:: Records for the exercise ::

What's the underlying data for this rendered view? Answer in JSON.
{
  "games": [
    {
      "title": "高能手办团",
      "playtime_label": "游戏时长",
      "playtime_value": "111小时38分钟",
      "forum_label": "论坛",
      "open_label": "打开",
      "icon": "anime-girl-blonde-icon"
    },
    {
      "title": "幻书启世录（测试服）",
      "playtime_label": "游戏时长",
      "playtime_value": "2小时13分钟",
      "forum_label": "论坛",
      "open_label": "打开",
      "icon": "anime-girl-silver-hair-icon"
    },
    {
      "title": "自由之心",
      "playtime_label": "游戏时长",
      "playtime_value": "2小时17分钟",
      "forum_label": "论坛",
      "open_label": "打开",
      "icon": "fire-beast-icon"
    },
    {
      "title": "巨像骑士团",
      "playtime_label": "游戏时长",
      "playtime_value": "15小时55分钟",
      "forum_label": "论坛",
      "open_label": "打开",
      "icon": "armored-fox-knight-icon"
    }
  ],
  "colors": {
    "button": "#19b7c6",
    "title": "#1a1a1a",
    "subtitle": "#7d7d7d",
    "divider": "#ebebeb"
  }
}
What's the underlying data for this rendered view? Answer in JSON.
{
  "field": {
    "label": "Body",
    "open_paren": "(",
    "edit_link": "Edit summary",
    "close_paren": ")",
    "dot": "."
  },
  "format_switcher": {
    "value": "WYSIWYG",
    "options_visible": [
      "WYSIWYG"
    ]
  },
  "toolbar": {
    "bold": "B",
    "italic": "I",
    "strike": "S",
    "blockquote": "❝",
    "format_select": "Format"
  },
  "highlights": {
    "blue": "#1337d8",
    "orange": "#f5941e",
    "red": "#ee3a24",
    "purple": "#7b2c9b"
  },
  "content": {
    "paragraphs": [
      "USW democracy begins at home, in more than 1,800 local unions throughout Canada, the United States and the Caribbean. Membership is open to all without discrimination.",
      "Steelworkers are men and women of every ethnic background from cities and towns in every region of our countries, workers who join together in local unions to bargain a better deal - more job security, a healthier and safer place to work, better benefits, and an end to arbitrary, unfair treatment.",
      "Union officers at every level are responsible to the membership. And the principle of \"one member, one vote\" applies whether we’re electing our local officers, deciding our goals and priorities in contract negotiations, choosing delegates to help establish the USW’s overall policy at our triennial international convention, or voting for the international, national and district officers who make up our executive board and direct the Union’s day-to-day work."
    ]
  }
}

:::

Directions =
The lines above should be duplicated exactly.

Answer to this exercise =
What's the underlying data for this rendered view? Answer in JSON.
{
  "games": [
    {
      "title": "高能手办团",
      "playtime_label": "游戏时长",
      "playtime_value": "111小时38分钟",
      "forum_label": "论坛",
      "open_label": "打开",
      "icon": "anime-girl-blonde-icon"
    },
    {
      "title": "幻书启世录（测试服）",
      "playtime_label": "游戏时长",
      "playtime_value": "2小时13分钟",
      "forum_label": "论坛",
      "open_label": "打开",
      "icon": "anime-girl-silver-hair-icon"
    },
    {
      "title": "自由之心",
      "playtime_label": "游戏时长",
      "playtime_value": "2小时17分钟",
      "forum_label": "论坛",
      "open_label": "打开",
      "icon": "fire-beast-icon"
    },
    {
      "title": "巨像骑士团",
      "playtime_label": "游戏时长",
      "playtime_value": "15小时55分钟",
      "forum_label": "论坛",
      "open_label": "打开",
      "icon": "armored-fox-knight-icon"
    }
  ],
  "colors": {
    "button": "#19b7c6",
    "title": "#1a1a1a",
    "subtitle": "#7d7d7d",
    "divider": "#ebebeb"
  }
}
What's the underlying data for this rendered view? Answer in JSON.
{
  "field": {
    "label": "Body",
    "open_paren": "(",
    "edit_link": "Edit summary",
    "close_paren": ")",
    "dot": "."
  },
  "format_switcher": {
    "value": "WYSIWYG",
    "options_visible": [
      "WYSIWYG"
    ]
  },
  "toolbar": {
    "bold": "B",
    "italic": "I",
    "strike": "S",
    "blockquote": "❝",
    "format_select": "Format"
  },
  "highlights": {
    "blue": "#1337d8",
    "orange": "#f5941e",
    "red": "#ee3a24",
    "purple": "#7b2c9b"
  },
  "content": {
    "paragraphs": [
      "USW democracy begins at home, in more than 1,800 local unions throughout Canada, the United States and the Caribbean. Membership is open to all without discrimination.",
      "Steelworkers are men and women of every ethnic background from cities and towns in every region of our countries, workers who join together in local unions to bargain a better deal - more job security, a healthier and safer place to work, better benefits, and an end to arbitrary, unfair treatment.",
      "Union officers at every level are responsible to the membership. And the principle of \"one member, one vote\" applies whether we’re electing our local officers, deciding our goals and priorities in contract negotiations, choosing delegates to help establish the USW’s overall policy at our triennial international convention, or voting for the international, national and district officers who make up our executive board and direct the Union’s day-to-day work."
    ]
  }
}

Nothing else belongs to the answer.